───── Source data ─────
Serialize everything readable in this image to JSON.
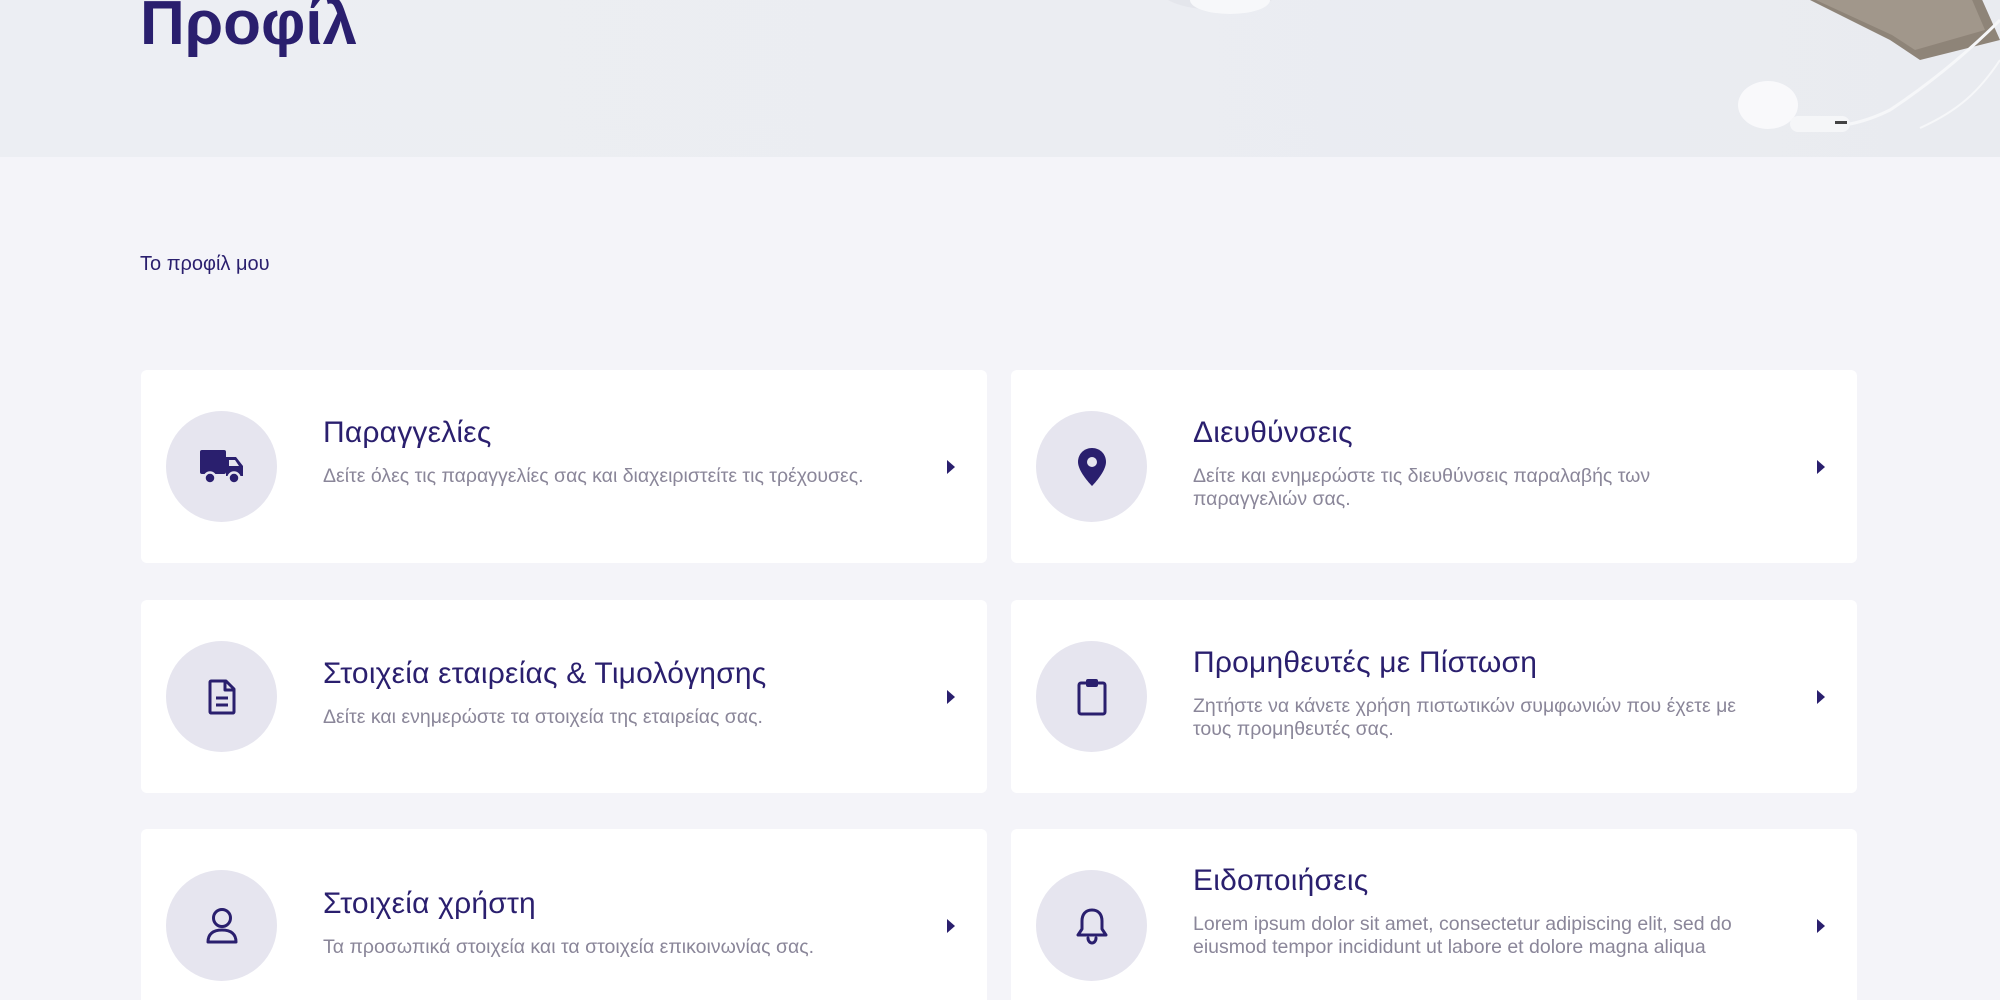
{
  "hero": {
    "title": "Προφίλ"
  },
  "breadcrumb": "Το προφίλ μου",
  "colors": {
    "primary": "#2a1f6e",
    "icon_bg": "#e6e5ef",
    "muted_text": "#8a8699",
    "page_bg": "#f4f4f9"
  },
  "cards": [
    {
      "title": "Παραγγελίες",
      "description": "Δείτε όλες τις παραγγελίες σας και διαχειριστείτε τις τρέχουσες.",
      "icon": "truck-icon"
    },
    {
      "title": "Διευθύνσεις",
      "description": "Δείτε και ενημερώστε τις διευθύνσεις παραλαβής των παραγγελιών σας.",
      "icon": "map-pin-icon"
    },
    {
      "title": "Στοιχεία εταιρείας & Τιμολόγησης",
      "description": "Δείτε και ενημερώστε τα στοιχεία της εταιρείας σας.",
      "icon": "document-icon"
    },
    {
      "title": "Προμηθευτές με Πίστωση",
      "description": "Ζητήστε να κάνετε χρήση πιστωτικών συμφωνιών που έχετε με τους προμηθευτές σας.",
      "icon": "clipboard-icon"
    },
    {
      "title": "Στοιχεία χρήστη",
      "description": "Τα προσωπικά στοιχεία και τα στοιχεία επικοινωνίας σας.",
      "icon": "user-icon"
    },
    {
      "title": "Ειδοποιήσεις",
      "description": "Lorem ipsum dolor sit amet, consectetur adipiscing elit, sed do eiusmod tempor incididunt ut labore et dolore magna aliqua",
      "icon": "bell-icon"
    }
  ]
}
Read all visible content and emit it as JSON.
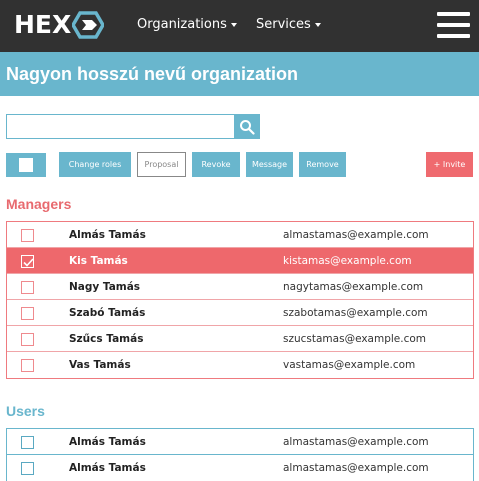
{
  "navbar": {
    "logo_text": "HEX",
    "logo_icon": "hex-arrow-logo-icon",
    "organizations_label": "Organizations",
    "services_label": "Services",
    "menu_icon": "hamburger-menu-icon"
  },
  "header": {
    "title": "Nagyon hosszú nevű organization"
  },
  "search": {
    "value": "",
    "placeholder": "",
    "icon": "search-icon"
  },
  "toolbar": {
    "change_roles_label": "Change roles",
    "proposal_label": "Proposal",
    "revoke_label": "Revoke",
    "message_label": "Message",
    "remove_label": "Remove",
    "invite_label": "+ Invite"
  },
  "managers": {
    "heading": "Managers",
    "rows": [
      {
        "name": "Almás Tamás",
        "email": "almastamas@example.com",
        "checked": false
      },
      {
        "name": "Kis Tamás",
        "email": "kistamas@example.com",
        "checked": true
      },
      {
        "name": "Nagy Tamás",
        "email": "nagytamas@example.com",
        "checked": false
      },
      {
        "name": "Szabó Tamás",
        "email": "szabotamas@example.com",
        "checked": false
      },
      {
        "name": "Szűcs Tamás",
        "email": "szucstamas@example.com",
        "checked": false
      },
      {
        "name": "Vas Tamás",
        "email": "vastamas@example.com",
        "checked": false
      }
    ]
  },
  "users": {
    "heading": "Users",
    "rows": [
      {
        "name": "Almás Tamás",
        "email": "almastamas@example.com",
        "checked": false
      },
      {
        "name": "Almás Tamás",
        "email": "almastamas@example.com",
        "checked": false
      }
    ]
  },
  "colors": {
    "navbar": "#313131",
    "accent_blue": "#69b6cd",
    "accent_red": "#ef6a6f"
  }
}
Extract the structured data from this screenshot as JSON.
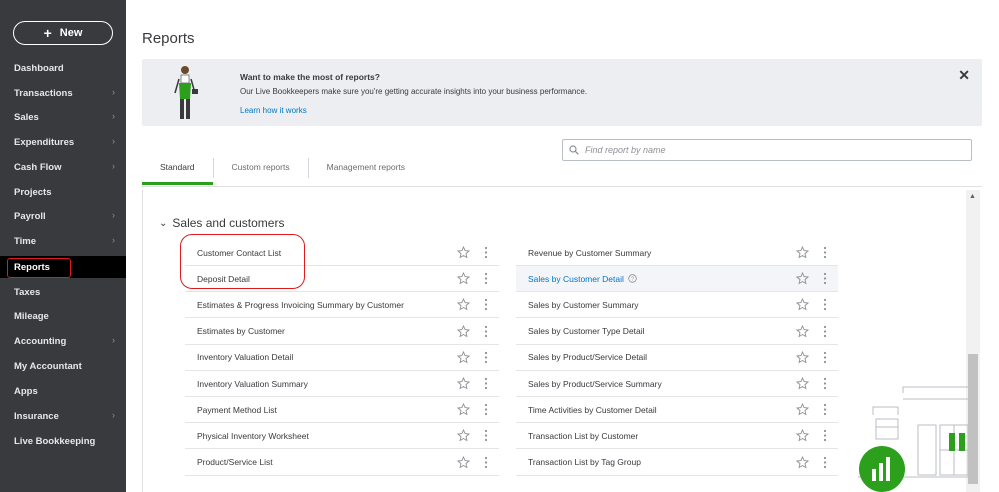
{
  "sidebar": {
    "new_label": "New",
    "items": [
      {
        "label": "Dashboard",
        "chevron": false
      },
      {
        "label": "Transactions",
        "chevron": true
      },
      {
        "label": "Sales",
        "chevron": true
      },
      {
        "label": "Expenditures",
        "chevron": true
      },
      {
        "label": "Cash Flow",
        "chevron": true
      },
      {
        "label": "Projects",
        "chevron": false
      },
      {
        "label": "Payroll",
        "chevron": true
      },
      {
        "label": "Time",
        "chevron": true
      },
      {
        "label": "Reports",
        "chevron": false,
        "active": true
      },
      {
        "label": "Taxes",
        "chevron": false
      },
      {
        "label": "Mileage",
        "chevron": false
      },
      {
        "label": "Accounting",
        "chevron": true
      },
      {
        "label": "My Accountant",
        "chevron": false
      },
      {
        "label": "Apps",
        "chevron": false
      },
      {
        "label": "Insurance",
        "chevron": true
      },
      {
        "label": "Live Bookkeeping",
        "chevron": false
      }
    ]
  },
  "page": {
    "title": "Reports"
  },
  "banner": {
    "title": "Want to make the most of reports?",
    "text": "Our Live Bookkeepers make sure you're getting accurate insights into your business performance.",
    "link": "Learn how it works",
    "close_icon": "close-icon"
  },
  "search": {
    "placeholder": "Find report by name"
  },
  "tabs": [
    {
      "label": "Standard",
      "active": true
    },
    {
      "label": "Custom reports"
    },
    {
      "label": "Management reports"
    }
  ],
  "section": {
    "title": "Sales and customers"
  },
  "reports_left": [
    "Customer Contact List",
    "Deposit Detail",
    "Estimates & Progress Invoicing Summary by Customer",
    "Estimates by Customer",
    "Inventory Valuation Detail",
    "Inventory Valuation Summary",
    "Payment Method List",
    "Physical Inventory Worksheet",
    "Product/Service List"
  ],
  "reports_right": [
    {
      "name": "Revenue by Customer Summary"
    },
    {
      "name": "Sales by Customer Detail",
      "link": true,
      "highlight": true
    },
    {
      "name": "Sales by Customer Summary"
    },
    {
      "name": "Sales by Customer Type Detail"
    },
    {
      "name": "Sales by Product/Service Detail"
    },
    {
      "name": "Sales by Product/Service Summary"
    },
    {
      "name": "Time Activities by Customer Detail"
    },
    {
      "name": "Transaction List by Customer"
    },
    {
      "name": "Transaction List by Tag Group"
    }
  ],
  "colors": {
    "accent": "#2ca01c",
    "link": "#0077c5",
    "sidebar": "#393a3d",
    "highlight_outline": "#e01a1a"
  }
}
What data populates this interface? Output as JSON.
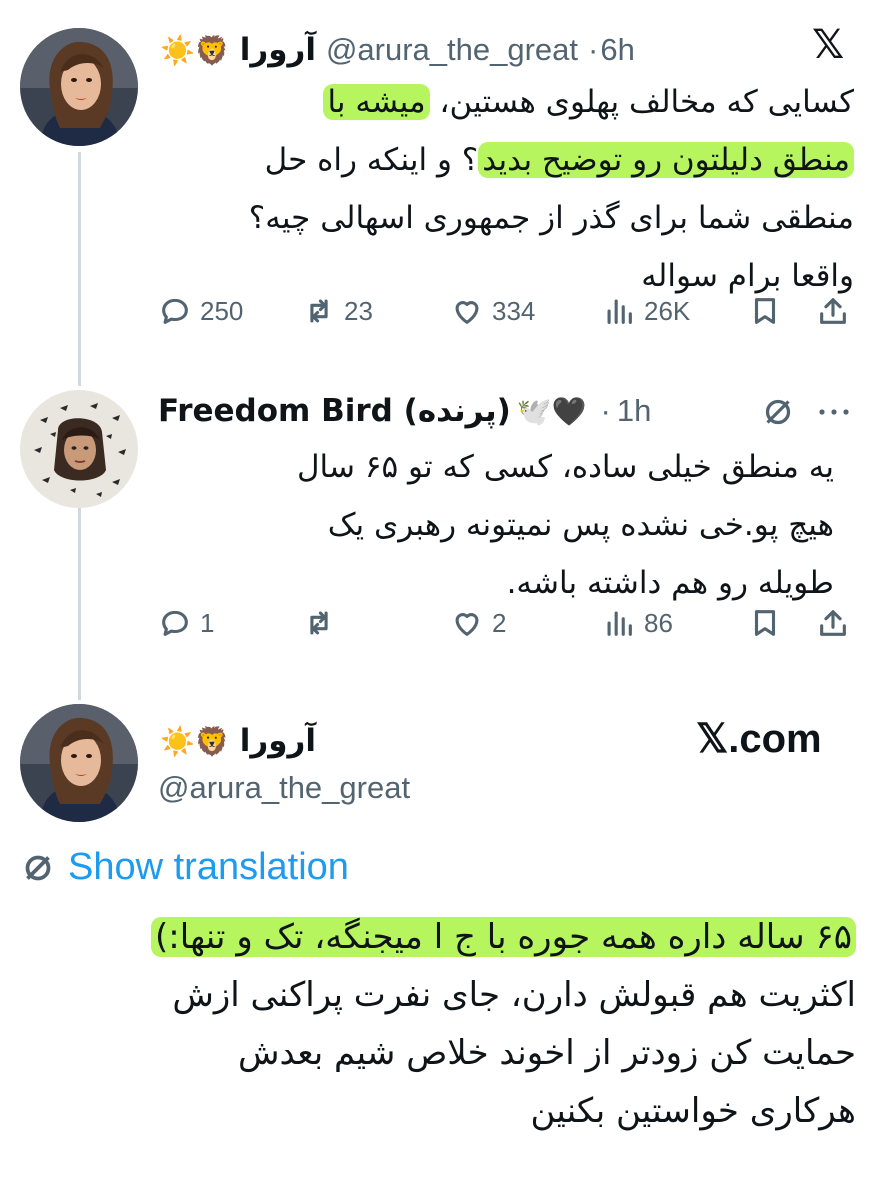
{
  "tweet1": {
    "display_name": "آرورا",
    "emojis": "☀️🦁",
    "handle": "@arura_the_great",
    "separator": "·",
    "time": "6h",
    "x_logo": "𝕏",
    "body_lines": [
      [
        "کسایی که مخالف پهلوی هستین، ",
        "میشه با"
      ],
      [
        "منطق دلیلتون رو توضیح بدید",
        "؟ و اینکه راه حل"
      ],
      [
        "منطقی شما برای گذر از جمهوری اسهالی چیه؟"
      ],
      [
        "واقعا برام سواله"
      ]
    ],
    "stats": {
      "replies": "250",
      "reposts": "23",
      "likes": "334",
      "views": "26K"
    }
  },
  "tweet2": {
    "display_name": "Freedom Bird (پرنده)",
    "emojis": "🕊️🖤",
    "separator": "·",
    "time": "1h",
    "body_lines": [
      "یه منطق خیلی ساده، کسی که تو ۶۵ سال",
      "هیچ پو.خی نشده پس نمیتونه رهبری یک",
      "طویله رو هم داشته باشه."
    ],
    "stats": {
      "replies": "1",
      "reposts": "",
      "likes": "2",
      "views": "86"
    }
  },
  "tweet3": {
    "display_name": "آرورا",
    "emojis": "☀️🦁",
    "handle": "@arura_the_great",
    "watermark": "𝕏.com",
    "translation_label": "Show translation",
    "body_lines": [
      "۶۵ ساله داره همه جوره با ج ا میجنگه، تک و تنها:)",
      "اکثریت هم قبولش دارن، جای نفرت پراکنی ازش",
      "حمایت کن زودتر از اخوند خلاص شیم بعدش",
      "هرکاری خواستین بکنین"
    ]
  },
  "colors": {
    "highlight": "#b7f55f",
    "link": "#1d9bf0",
    "muted": "#536471",
    "text": "#0f1419"
  }
}
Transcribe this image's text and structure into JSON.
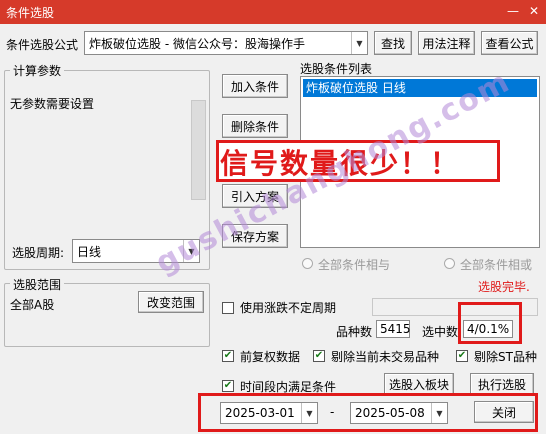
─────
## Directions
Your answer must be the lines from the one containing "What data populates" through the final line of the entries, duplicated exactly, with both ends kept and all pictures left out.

## Exercise answer
What data populates this interface? Output as JSON.
{
  "tweet1": {
    "display_name": "آرورا",
    "emojis": "☀️🦁",
    "handle": "@arura_the_great",
    "separator": "·",
    "time": "6h",
    "x_logo": "𝕏",
    "body_lines": [
      [
        "کسایی که مخالف پهلوی هستین، ",
        "میشه با"
      ],
      [
        "منطق دلیلتون رو توضیح بدید",
        "؟ و اینکه راه حل"
      ],
      [
        "منطقی شما برای گذر از جمهوری اسهالی چیه؟"
      ],
      [
        "واقعا برام سواله"
      ]
    ],
    "stats": {
      "replies": "250",
      "reposts": "23",
      "likes": "334",
      "views": "26K"
    }
  },
  "tweet2": {
    "display_name": "Freedom Bird (پرنده)",
    "emojis": "🕊️🖤",
    "separator": "·",
    "time": "1h",
    "body_lines": [
      "یه منطق خیلی ساده، کسی که تو ۶۵ سال",
      "هیچ پو.خی نشده پس نمیتونه رهبری یک",
      "طویله رو هم داشته باشه."
    ],
    "stats": {
      "replies": "1",
      "reposts": "",
      "likes": "2",
      "views": "86"
    }
  },
  "tweet3": {
    "display_name": "آرورا",
    "emojis": "☀️🦁",
    "handle": "@arura_the_great",
    "watermark": "𝕏.com",
    "translation_label": "Show translation",
    "body_lines": [
      "۶۵ ساله داره همه جوره با ج ا میجنگه، تک و تنها:)",
      "اکثریت هم قبولش دارن، جای نفرت پراکنی ازش",
      "حمایت کن زودتر از اخوند خلاص شیم بعدش",
      "هرکاری خواستین بکنین"
    ]
  },
  "colors": {
    "highlight": "#b7f55f",
    "link": "#1d9bf0",
    "muted": "#536471",
    "text": "#0f1419"
  }
}
Transcribe this image's text and structure into JSON.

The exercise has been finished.